    Guinn continued, “In addition, USA Rice is in regular dialog with the U.S. Department of Agriculture’s Foreign Agricultural Service in Bogotá as well as Fedearroz (Federation of Colombian Rice Producers) and Induarroz (Colombian Rice Industry) to make the strong case to buy U.S.-grown rice which has the quality and reliability they are seeking.”
  • USA Rice Briefs Grand Prairie Region Rice Farmers on Export Opportunities and Challenges

    by Colleen Klem | Aug 07, 2015

    Marvin LehrerLehrer leading a retail tour in Mexico in 2013

    STUTTGART, ARKANSAS – This week USA Rice’s Marvin Lehrer was the principal speaker at the annual RiceTec appreciation dinner held here at the Grand Prairie Center.  Nearly ninety local rice farmers attended the event to hear about the opportunities and challenges in moving rice to the key nearby markets of Mexico, Cuba, Central America, and Colombia.

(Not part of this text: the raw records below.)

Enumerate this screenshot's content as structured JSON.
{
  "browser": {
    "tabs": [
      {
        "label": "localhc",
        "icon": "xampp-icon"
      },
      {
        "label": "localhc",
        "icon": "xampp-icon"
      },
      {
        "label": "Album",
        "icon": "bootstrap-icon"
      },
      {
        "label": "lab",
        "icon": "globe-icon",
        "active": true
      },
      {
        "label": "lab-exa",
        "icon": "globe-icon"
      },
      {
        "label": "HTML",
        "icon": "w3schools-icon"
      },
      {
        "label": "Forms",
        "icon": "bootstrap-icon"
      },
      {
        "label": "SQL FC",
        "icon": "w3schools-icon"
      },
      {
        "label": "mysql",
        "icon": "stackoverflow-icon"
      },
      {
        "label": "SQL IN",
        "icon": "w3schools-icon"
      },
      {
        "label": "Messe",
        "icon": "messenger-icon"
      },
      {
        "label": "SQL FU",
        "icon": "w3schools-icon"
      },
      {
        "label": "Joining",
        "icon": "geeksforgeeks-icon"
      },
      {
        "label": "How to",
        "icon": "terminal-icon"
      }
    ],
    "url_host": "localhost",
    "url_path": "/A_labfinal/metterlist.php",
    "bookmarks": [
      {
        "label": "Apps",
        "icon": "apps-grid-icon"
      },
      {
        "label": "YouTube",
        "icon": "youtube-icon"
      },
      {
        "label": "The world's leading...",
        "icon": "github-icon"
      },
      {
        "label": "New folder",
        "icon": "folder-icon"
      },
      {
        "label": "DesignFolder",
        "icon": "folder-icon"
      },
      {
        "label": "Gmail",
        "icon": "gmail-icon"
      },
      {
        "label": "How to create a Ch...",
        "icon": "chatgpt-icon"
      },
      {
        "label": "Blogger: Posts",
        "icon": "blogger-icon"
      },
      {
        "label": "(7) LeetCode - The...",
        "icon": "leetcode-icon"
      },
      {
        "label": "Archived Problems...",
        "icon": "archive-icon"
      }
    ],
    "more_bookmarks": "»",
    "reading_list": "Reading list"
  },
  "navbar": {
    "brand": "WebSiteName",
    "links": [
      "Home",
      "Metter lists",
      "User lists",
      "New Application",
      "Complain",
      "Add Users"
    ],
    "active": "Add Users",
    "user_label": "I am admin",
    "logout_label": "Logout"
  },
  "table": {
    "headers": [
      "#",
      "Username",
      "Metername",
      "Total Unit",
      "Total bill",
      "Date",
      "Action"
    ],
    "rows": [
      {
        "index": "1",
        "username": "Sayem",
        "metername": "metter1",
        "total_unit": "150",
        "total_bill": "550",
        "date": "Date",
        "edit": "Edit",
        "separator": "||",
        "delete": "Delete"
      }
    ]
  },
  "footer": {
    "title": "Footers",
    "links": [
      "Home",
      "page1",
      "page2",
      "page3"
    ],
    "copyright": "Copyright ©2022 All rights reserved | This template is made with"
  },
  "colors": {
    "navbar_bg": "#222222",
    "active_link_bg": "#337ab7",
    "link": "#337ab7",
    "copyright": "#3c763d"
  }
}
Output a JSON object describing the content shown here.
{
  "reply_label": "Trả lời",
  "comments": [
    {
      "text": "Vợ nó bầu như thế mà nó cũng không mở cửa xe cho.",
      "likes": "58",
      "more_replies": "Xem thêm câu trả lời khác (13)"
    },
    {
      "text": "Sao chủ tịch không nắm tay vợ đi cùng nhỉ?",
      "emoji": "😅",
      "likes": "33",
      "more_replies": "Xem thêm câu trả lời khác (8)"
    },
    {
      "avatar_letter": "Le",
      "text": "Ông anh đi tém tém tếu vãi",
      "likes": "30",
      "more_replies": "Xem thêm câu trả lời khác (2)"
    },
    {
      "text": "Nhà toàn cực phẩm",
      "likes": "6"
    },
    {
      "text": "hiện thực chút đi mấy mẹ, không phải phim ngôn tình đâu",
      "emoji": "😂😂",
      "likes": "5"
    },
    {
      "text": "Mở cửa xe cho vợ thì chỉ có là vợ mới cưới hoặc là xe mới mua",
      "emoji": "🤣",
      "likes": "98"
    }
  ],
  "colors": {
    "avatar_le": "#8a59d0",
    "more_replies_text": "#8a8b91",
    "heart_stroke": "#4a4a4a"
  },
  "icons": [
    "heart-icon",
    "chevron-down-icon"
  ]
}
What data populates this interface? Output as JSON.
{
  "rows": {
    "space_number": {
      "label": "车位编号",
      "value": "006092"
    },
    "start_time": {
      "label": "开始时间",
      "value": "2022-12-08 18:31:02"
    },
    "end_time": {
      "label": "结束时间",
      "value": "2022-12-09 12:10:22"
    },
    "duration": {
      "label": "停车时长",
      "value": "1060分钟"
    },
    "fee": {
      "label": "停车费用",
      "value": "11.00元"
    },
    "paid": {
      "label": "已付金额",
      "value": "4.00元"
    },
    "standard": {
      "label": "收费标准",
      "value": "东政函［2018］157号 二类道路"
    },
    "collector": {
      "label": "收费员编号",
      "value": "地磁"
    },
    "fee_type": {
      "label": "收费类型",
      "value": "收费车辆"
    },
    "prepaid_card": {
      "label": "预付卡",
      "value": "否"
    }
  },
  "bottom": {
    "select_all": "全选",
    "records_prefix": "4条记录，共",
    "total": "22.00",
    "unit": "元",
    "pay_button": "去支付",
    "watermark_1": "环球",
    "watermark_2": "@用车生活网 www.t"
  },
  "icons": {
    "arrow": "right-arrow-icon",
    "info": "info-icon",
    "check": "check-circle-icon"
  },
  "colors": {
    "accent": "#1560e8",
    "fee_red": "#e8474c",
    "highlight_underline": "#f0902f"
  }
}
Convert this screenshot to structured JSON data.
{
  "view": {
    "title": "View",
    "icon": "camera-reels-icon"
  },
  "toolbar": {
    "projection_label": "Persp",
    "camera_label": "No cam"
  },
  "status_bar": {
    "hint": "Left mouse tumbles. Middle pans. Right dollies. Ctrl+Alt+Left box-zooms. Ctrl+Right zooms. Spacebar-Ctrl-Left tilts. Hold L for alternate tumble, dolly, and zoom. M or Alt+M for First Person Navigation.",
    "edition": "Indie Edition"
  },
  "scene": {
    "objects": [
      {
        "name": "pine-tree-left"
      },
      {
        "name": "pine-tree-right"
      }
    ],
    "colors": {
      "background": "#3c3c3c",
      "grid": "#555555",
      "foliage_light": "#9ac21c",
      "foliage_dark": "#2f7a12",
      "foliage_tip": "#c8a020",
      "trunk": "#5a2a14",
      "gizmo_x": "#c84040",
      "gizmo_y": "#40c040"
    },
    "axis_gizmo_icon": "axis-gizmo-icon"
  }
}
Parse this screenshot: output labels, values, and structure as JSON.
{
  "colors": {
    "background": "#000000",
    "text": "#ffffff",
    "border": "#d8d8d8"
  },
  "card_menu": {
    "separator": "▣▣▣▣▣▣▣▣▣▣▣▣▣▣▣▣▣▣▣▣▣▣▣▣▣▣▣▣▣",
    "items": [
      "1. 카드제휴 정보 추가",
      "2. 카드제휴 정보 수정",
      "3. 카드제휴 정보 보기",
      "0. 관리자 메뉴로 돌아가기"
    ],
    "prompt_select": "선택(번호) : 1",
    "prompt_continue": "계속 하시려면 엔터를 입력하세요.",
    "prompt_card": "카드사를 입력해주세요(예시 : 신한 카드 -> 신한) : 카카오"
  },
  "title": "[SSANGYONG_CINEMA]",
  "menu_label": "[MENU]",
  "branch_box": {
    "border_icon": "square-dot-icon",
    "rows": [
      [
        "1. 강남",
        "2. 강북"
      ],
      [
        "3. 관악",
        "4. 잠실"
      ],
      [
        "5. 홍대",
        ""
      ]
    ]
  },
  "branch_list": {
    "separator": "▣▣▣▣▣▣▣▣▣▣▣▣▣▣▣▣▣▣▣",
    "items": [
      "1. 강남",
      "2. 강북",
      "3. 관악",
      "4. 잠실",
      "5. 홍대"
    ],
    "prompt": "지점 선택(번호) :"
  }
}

    “Mexico remains the top market for U.S.-grown rice, but we need to focus on promoting U.S. rice as s a high quality, consistent, and safe product to ensure we hold on to our market share,” Lehrer said.

    Lehrer turned his attention to Cuba, an exciting market he knows well.

    “The Cuban market will take some time, but all the signs from Havana and Washington point to changes over the next several years that will result in U.S. rice again appearing in Cuban homes,” he said.  “USA Rice, bolstered by support from the industry, continues to lead efforts in that direction.”

    Discussing other markets in the region, Lehrer stated, “Colombia is a resounding success story and a great example of how well-executed trade agreements can create new, vibrant markets for us.”

    “We appreciate USA Rice’s strong efforts in opening markets, promoting our product and being with us to inform farmers of developments in the key export markets,” said Wes Long, District Sales Manager, RiceTec.

  • USA Rice Co-Sponsors Cooking Seminars in Colombia

    by Colleen Klem | Jun 29, 2015
    Chef Bernardo cooks for a packed house.
     Chef Bernardo cooks for a packed house

    BOGOTA, COLOMBIA -- USA Rice recently hosted a seminar here, conducted by Executive Chef Bernardo Gomez Cortazar, focusing on the high quality and benefits of utilizing U.S. rice dishes and poultry products in food service.  More than 60 participants from the hotel and foodservice sector attended the interactive activity which took place at the prestigious Mario Moreno culinary academy, one of the best culinary schools in Latin America.

    The seminars were sponsored by USA Rice, the USA Poultry & Egg Export Council, and the United Soybean Board.  Similar seminars were conducted in Cali and Medellin. 

    "U.S. rice exports to Colombia have skyrocketed this year, making Colombia our number one export market on a milled rice basis," said Jim Guinn, USA Rice vice president of international promotion. 

    In the first four months of 2015, the U.S. has exported nearly 240,000 MT of rice, which is nearly 150,000 MT above the tariff rate quota (TRQ) for 2015.  Just four years ago, Colombia was our 51st largest export destination bringing in less than 5,000 MT of U.S. rice. 

    Guinn added, "After the successful conclusion of the Free Trade Agreement with Colombia and the establishment of an Export Trading Company to manage the licenses to import U.S. rice into Colombia under the TRQ, Colombia has been one of our top export markets."